> What is being asked: Print the complete listing so that it matches the original exactly.
━━━ Data excerpts ━━━
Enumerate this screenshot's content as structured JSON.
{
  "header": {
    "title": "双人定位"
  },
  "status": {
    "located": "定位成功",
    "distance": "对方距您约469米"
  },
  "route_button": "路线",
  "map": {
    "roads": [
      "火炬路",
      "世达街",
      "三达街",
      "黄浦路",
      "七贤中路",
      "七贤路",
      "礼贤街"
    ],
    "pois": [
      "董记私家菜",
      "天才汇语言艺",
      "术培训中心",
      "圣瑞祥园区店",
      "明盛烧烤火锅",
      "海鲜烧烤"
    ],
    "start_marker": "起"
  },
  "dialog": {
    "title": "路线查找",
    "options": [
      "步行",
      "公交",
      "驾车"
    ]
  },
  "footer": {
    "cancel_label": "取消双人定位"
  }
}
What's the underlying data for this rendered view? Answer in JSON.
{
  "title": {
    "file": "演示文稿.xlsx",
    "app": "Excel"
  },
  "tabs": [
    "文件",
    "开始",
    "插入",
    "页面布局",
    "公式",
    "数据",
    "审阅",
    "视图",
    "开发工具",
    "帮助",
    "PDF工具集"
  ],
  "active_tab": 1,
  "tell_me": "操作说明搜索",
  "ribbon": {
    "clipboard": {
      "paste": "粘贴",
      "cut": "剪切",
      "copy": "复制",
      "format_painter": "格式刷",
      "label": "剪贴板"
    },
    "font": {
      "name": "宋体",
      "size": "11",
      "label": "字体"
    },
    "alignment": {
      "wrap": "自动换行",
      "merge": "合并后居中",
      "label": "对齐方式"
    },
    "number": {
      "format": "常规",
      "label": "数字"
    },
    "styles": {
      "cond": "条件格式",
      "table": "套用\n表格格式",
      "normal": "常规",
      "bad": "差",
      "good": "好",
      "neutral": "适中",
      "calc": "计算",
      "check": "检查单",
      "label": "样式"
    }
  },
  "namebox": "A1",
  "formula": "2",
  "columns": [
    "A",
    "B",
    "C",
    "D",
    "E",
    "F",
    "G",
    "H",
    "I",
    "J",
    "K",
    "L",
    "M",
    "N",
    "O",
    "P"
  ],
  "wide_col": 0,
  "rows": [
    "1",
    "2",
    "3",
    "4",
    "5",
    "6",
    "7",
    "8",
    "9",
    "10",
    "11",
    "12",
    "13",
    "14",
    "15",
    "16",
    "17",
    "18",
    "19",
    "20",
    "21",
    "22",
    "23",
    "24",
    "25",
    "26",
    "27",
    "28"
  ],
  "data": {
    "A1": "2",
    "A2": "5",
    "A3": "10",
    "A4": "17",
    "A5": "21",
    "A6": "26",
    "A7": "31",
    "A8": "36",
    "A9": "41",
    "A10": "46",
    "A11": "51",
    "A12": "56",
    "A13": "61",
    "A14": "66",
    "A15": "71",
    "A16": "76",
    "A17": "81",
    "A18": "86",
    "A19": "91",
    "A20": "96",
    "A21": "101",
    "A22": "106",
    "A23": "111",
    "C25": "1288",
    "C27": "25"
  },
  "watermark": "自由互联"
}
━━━
> Expected answer:
Enumerate this screenshot's content as structured JSON.
{
  "header": {
    "title": "双人定位"
  },
  "status": {
    "located": "定位成功",
    "distance": "对方距您约469米"
  },
  "route_button": "路线",
  "map": {
    "roads": [
      "火炬路",
      "世达街",
      "三达街",
      "黄浦路",
      "七贤中路",
      "七贤路",
      "礼贤街"
    ],
    "pois": [
      "董记私家菜",
      "天才汇语言艺",
      "术培训中心",
      "圣瑞祥园区店",
      "明盛烧烤火锅",
      "海鲜烧烤"
    ],
    "start_marker": "起"
  },
  "dialog": {
    "title": "路线查找",
    "options": [
      "步行",
      "公交",
      "驾车"
    ]
  },
  "footer": {
    "cancel_label": "取消双人定位"
  }
}
What's the underlying data for this rendered view? Answer in JSON.
{
  "title": {
    "file": "演示文稿.xlsx",
    "app": "Excel"
  },
  "tabs": [
    "文件",
    "开始",
    "插入",
    "页面布局",
    "公式",
    "数据",
    "审阅",
    "视图",
    "开发工具",
    "帮助",
    "PDF工具集"
  ],
  "active_tab": 1,
  "tell_me": "操作说明搜索",
  "ribbon": {
    "clipboard": {
      "paste": "粘贴",
      "cut": "剪切",
      "copy": "复制",
      "format_painter": "格式刷",
      "label": "剪贴板"
    },
    "font": {
      "name": "宋体",
      "size": "11",
      "label": "字体"
    },
    "alignment": {
      "wrap": "自动换行",
      "merge": "合并后居中",
      "label": "对齐方式"
    },
    "number": {
      "format": "常规",
      "label": "数字"
    },
    "styles": {
      "cond": "条件格式",
      "table": "套用\n表格格式",
      "normal": "常规",
      "bad": "差",
      "good": "好",
      "neutral": "适中",
      "calc": "计算",
      "check": "检查单",
      "label": "样式"
    }
  },
  "namebox": "A1",
  "formula": "2",
  "columns": [
    "A",
    "B",
    "C",
    "D",
    "E",
    "F",
    "G",
    "H",
    "I",
    "J",
    "K",
    "L",
    "M",
    "N",
    "O",
    "P"
  ],
  "wide_col": 0,
  "rows": [
    "1",
    "2",
    "3",
    "4",
    "5",
    "6",
    "7",
    "8",
    "9",
    "10",
    "11",
    "12",
    "13",
    "14",
    "15",
    "16",
    "17",
    "18",
    "19",
    "20",
    "21",
    "22",
    "23",
    "24",
    "25",
    "26",
    "27",
    "28"
  ],
  "data": {
    "A1": "2",
    "A2": "5",
    "A3": "10",
    "A4": "17",
    "A5": "21",
    "A6": "26",
    "A7": "31",
    "A8": "36",
    "A9": "41",
    "A10": "46",
    "A11": "51",
    "A12": "56",
    "A13": "61",
    "A14": "66",
    "A15": "71",
    "A16": "76",
    "A17": "81",
    "A18": "86",
    "A19": "91",
    "A20": "96",
    "A21": "101",
    "A22": "106",
    "A23": "111",
    "C25": "1288",
    "C27": "25"
  },
  "watermark": "自由互联"
}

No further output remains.